It’s been 4 years since Ethan Marcotte’s seminal A List Apart article, and by now, responsive web design has become a pleonasm. All proper web design is now responsive, and the question is no longer if we do responsive, it is how we do it and why we should do it better or more responsible.
In the past few years, responsive web design has matured from the conceptual idea it once was. It influenced thinking about plenty related, general web design issues. Many have written about the role of structured content, web design software and progressive enhancement. As a front-end developer, I know this was also true for the code side of things. We started putting more thought into how content is delivered (first!), have been finding out which kind of client side detection mechanisms work (and which don’t) and tried to come up with solutions for browser testing.
! The turquoise cover of ‘Responsible Responsive Design’, published by A Book Apart
Sound reasoning and well-explained code examples
So what about the book?
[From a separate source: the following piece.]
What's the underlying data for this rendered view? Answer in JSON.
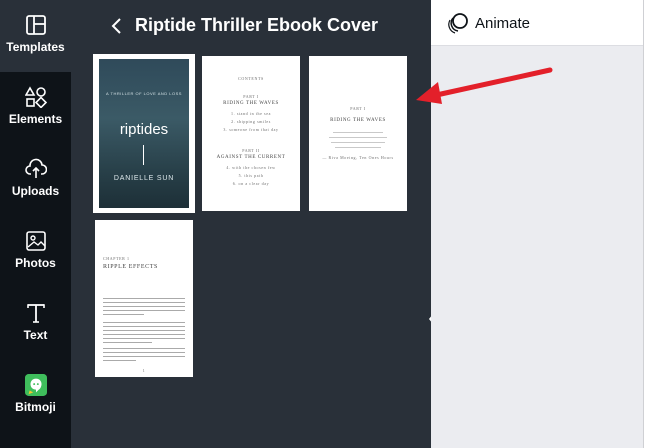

I was excited for it to be released, being a fan of all the awesome articles and scripts Scott and the Filament Group have been releasing recently. When the book came out, it was an instant buy, I started reading the same evening.
The most important facets of better responsive websites, according to Scott, are usability, accessibility, sustainability and performance. All four are described in detail in his book, with solid reasoning and handy code suggestions.
‘Responsible Responsive Design’ is a very practical overview of discussions that happened in the past few years, and hands the reader sensible argumentation as per why some responsive strategies are preferable to others. “Finding” breakpoints vs defining them, progressive enhancement vs graceful degradation, ‘web-safe’ gestures vs false assumptions, feature detection vs browser sniffing, FOUT vs FOIT and much more. If technical arguments don’t convince, he also shows examples of big websites that use solutions like Picturefill (Microsoft), responsive source order scripts (The Boston Globe) and Shoestring (Lego).
Secondly, other than explaining why some things are sensible solutions, Scott also explains how to do things with code examples, and walks the reader through the workings of some of the techniques he discusses, like the sizes attribute, cutting the mustard and loadCSS().
Responsible decision making
I found it very useful to read what Scott had to say about why we should do responsive design responsibly. Some benefits of the ‘responsible’ techniques are quite technical in nature, making them difficult to argue for. But they impact people everywhere. Arguing for those people is an important part of being a responsible responsive designer. Things like prioritising loading content over loading the fancy fonts, can be difficult to explain, and Scotts book makes this easier. It is easier to convince management to go for a cutting the mustard type of approach, if you can say that big organisations like the BBC and the Boston Globe do it, too.
Anyway, I can highly recommend ‘Responsible Responsive Design’. If you ever design or build websites, and are unsure whether your responsive strategies are indeed responsible, read this book!
How to get the book
‘Responsible Responsive Design’ is available from A Book Apart.